**Given records:**
=== Begin Enclosure ===

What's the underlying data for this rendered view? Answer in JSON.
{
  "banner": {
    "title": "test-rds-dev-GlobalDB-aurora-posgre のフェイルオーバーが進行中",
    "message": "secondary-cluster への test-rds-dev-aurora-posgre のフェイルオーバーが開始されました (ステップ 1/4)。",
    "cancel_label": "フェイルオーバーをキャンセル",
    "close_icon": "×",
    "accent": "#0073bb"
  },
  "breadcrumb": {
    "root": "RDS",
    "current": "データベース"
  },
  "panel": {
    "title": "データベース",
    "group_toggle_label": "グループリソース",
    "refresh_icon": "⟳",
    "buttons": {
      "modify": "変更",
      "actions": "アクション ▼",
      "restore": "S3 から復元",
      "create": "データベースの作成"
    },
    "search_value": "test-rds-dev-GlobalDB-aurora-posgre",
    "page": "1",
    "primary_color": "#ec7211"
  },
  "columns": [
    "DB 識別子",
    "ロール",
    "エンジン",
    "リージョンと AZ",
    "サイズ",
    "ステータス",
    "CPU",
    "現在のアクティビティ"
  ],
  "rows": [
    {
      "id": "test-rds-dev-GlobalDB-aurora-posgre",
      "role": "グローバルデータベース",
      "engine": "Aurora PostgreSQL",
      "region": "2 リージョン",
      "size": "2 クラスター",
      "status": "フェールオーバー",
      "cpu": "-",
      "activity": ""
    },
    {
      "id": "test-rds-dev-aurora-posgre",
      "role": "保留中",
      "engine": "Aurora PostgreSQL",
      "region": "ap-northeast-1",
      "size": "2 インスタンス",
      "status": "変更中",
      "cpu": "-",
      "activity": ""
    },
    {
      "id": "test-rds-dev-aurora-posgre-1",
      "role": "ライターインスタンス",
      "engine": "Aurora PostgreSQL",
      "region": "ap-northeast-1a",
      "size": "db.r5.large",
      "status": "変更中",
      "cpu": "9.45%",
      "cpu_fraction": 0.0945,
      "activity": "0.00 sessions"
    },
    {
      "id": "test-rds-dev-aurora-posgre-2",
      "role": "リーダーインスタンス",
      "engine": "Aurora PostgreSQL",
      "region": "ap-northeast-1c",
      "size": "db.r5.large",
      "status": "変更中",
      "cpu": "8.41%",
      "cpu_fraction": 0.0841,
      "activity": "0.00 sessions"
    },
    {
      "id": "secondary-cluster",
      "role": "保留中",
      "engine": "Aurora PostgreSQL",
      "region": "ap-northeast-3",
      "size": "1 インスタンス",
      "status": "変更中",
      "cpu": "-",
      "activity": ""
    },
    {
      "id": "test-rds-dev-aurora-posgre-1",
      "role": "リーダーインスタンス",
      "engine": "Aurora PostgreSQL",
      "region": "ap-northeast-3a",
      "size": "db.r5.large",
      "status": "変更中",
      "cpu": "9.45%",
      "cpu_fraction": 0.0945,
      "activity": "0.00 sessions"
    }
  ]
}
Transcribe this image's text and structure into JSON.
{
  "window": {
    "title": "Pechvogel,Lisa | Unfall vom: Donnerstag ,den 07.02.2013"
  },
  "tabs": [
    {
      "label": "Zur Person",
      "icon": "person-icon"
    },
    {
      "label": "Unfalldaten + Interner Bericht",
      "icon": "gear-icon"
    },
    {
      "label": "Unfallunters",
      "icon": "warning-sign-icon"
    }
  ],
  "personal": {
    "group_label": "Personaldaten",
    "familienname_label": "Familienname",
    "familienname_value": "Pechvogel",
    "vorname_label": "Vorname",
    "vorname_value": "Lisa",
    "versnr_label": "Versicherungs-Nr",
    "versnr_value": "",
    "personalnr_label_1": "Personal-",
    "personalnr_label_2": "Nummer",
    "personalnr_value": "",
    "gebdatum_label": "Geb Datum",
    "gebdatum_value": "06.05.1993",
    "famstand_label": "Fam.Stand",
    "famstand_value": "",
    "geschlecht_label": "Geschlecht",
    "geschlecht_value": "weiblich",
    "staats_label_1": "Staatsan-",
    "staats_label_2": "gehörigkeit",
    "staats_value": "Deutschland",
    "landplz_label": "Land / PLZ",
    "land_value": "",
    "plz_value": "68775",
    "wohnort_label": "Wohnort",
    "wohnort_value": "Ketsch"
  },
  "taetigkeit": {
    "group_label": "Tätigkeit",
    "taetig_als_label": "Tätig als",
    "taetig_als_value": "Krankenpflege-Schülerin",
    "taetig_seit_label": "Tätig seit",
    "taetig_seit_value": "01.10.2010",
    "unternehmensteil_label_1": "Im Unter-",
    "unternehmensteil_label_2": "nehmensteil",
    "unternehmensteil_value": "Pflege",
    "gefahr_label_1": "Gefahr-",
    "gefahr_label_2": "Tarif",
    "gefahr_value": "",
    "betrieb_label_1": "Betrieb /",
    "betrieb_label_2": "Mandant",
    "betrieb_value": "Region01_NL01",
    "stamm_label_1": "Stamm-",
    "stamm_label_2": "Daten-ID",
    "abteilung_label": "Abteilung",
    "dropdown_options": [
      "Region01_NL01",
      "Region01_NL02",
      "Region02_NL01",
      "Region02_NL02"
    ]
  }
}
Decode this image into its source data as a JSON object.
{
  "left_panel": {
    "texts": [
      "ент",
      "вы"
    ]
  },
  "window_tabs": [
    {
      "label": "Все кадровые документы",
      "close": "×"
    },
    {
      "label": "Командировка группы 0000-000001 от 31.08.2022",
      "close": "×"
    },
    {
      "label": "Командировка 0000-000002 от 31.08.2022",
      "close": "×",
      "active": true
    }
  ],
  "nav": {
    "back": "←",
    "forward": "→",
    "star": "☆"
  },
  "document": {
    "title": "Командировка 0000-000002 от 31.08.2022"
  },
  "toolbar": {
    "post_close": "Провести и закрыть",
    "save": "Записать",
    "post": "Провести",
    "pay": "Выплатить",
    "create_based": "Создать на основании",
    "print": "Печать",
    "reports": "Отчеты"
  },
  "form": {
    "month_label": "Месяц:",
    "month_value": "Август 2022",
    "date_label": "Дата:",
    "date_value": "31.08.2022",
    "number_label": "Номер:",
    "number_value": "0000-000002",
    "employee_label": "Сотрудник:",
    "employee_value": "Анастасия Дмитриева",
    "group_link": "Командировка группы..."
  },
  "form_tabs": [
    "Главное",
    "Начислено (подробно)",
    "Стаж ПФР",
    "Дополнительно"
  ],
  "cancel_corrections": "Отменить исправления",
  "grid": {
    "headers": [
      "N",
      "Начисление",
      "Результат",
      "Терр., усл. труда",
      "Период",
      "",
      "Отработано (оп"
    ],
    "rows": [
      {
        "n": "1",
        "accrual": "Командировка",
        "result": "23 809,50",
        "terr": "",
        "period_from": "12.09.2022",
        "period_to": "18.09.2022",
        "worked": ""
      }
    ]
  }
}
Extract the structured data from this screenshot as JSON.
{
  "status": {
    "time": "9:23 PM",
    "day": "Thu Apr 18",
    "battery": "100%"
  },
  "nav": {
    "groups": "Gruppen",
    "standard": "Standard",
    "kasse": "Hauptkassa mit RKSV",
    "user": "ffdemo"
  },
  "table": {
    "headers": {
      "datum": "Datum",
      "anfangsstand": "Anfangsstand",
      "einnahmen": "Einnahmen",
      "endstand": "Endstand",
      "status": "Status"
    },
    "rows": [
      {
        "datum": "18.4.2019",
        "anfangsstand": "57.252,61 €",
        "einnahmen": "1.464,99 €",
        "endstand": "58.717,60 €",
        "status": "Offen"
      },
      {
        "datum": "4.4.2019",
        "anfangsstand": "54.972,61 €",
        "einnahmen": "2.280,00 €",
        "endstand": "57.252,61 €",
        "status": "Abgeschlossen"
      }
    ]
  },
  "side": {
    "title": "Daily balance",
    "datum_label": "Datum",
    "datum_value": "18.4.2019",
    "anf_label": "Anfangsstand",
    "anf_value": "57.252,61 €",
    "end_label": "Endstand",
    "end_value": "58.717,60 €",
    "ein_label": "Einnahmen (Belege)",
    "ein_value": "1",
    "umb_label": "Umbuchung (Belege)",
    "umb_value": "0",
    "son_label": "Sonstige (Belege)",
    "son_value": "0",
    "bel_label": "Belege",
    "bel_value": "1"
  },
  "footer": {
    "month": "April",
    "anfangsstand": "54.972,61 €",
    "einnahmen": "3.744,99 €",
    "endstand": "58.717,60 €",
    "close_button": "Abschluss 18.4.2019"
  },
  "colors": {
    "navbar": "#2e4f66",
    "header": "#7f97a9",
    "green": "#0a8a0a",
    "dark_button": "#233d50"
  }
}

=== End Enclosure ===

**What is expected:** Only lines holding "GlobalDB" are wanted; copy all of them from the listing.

**Task answer:**
    "title": "test-rds-dev-GlobalDB-aurora-posgre のフェイルオーバーが進行中",
    "search_value": "test-rds-dev-GlobalDB-aurora-posgre",
      "id": "test-rds-dev-GlobalDB-aurora-posgre",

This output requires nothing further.